The Metropolitan Police leadership is not providing the support Londoners need in the wake of the Child Q scandal, the mayor of London has said.
Sadiq Khan said the case of the 15-year-old schoolgirl who was strip-searched after being falsely suspected of carrying hashish is “another example of the Met police falling below the standards we expect of them”.
He said he believed there were “deep cultural problems” in the strength of racism, sexism, homophobia and other forms of discrimination and that he expected a new commissioner to develop a plan for change.
Society will be less secure for all if certain communities cannot trust or trust the officers guarding the streets of Britain, he added.
Child Q was searched by female metropolitan police officers at her school in 2020 without another adult present and in the knowledge that she was menstruating.

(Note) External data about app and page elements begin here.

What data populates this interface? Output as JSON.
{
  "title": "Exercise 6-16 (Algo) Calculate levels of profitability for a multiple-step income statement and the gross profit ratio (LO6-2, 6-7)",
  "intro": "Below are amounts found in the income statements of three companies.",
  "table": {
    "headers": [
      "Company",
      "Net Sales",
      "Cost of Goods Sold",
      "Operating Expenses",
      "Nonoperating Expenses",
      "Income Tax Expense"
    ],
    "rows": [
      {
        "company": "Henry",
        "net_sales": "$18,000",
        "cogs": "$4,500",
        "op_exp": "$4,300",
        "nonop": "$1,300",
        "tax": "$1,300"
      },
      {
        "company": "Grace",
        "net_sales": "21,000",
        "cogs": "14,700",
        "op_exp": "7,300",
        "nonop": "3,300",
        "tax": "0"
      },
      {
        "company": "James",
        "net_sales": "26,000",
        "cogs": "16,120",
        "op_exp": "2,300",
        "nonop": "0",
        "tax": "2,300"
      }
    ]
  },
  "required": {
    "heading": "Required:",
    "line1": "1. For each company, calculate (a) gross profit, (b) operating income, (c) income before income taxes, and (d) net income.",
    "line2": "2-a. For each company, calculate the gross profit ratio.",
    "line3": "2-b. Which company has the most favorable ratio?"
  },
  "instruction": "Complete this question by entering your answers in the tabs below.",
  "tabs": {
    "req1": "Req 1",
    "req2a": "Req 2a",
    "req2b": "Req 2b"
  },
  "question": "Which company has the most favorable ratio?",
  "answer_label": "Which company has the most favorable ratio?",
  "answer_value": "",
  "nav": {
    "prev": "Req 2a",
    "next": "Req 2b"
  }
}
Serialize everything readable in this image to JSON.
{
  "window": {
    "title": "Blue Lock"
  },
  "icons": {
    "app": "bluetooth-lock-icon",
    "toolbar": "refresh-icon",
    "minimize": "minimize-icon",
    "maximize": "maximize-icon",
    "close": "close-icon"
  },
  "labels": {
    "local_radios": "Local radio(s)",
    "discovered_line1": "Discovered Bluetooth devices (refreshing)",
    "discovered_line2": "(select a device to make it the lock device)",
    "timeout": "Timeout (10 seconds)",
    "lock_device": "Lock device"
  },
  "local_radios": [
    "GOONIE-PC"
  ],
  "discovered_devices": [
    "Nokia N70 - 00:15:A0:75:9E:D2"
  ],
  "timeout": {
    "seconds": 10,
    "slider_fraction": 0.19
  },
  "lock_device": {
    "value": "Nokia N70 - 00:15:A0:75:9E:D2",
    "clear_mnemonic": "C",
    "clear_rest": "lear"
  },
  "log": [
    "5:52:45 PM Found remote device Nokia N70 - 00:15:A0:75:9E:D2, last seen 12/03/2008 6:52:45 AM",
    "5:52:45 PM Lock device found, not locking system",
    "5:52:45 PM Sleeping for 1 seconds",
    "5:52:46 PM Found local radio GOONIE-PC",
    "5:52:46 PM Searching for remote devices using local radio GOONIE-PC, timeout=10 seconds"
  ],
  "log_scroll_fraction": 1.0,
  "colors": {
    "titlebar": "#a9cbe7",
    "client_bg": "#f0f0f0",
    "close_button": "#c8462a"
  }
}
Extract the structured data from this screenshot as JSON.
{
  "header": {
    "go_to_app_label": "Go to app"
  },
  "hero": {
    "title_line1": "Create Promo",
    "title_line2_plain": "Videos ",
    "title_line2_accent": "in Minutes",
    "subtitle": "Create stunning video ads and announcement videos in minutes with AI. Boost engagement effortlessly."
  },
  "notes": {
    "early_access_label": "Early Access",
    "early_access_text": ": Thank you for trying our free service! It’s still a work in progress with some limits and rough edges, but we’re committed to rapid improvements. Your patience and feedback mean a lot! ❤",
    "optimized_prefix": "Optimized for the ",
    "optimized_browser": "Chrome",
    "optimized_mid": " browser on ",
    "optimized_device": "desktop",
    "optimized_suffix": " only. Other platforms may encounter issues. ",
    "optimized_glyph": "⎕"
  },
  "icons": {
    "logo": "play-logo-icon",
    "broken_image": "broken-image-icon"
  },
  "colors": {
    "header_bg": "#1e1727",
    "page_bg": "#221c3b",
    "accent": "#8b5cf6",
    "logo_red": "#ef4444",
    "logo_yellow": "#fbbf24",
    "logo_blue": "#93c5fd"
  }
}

A Local Child Safeguarding Practice Review, conducted by the City & Hackney Safeguarding Children Partnership (CHSCP) and published last week, concluded that the strip search should never have taken place, was unwarranted, and racism “probably had an influencing factor”.
Khan told the PA news agency: “The current commissioner may not like it, the Met Police Federation does not like it, but I think there are deep cultural problems in the police in relation to racism, sexism, homophobia, discrimination and think good about. “
He said he expects a new commissioner to present a plan for the service to change and regain public confidence.
He added: “It is possible on the one hand to say that we have many, many, decent, dedicated, brave officers, but on the other hand the Met Police management does not provide the support they need or that we need as a city. “
After the “traumatic” search, family members described the teenager as changing from a “happy-go-lucky girl to a timid recluse who hardly speaks”, who is now hurting herself and in need of therapy.
Scotland Yard has apologized, saying the incident “should never have happened”.
Three police officers have been investigated for misconduct by the Independent Police Behavior Office (IOPC), which is finalizing its report.
The girl has filed a civil lawsuit against Metropolitan Police and her school, law firm Bhatt Murphy said.
The case has sparked outrage from politicians and the public, with Gender Equality Minister Kemi Badenoch calling it a “shocking incident” and protests taking place over the weekend in London.
The Met said it is working “very hard” to rebuild the trust that has been “deeply damaged” by a series of events.
Commander Dr Alison Heydari of the Met’s Frontline Policing Unit said: “While awaiting the results of the IOPC survey, we have already taken steps to ensure that our officers and staff have a renewed understanding of the policy of conducting a ‘further search’. and counseling on dealing with schools that ensures that children are treated like children.
“Along with this, local officers have been briefed on the incident and are alive in the face of community concerns.”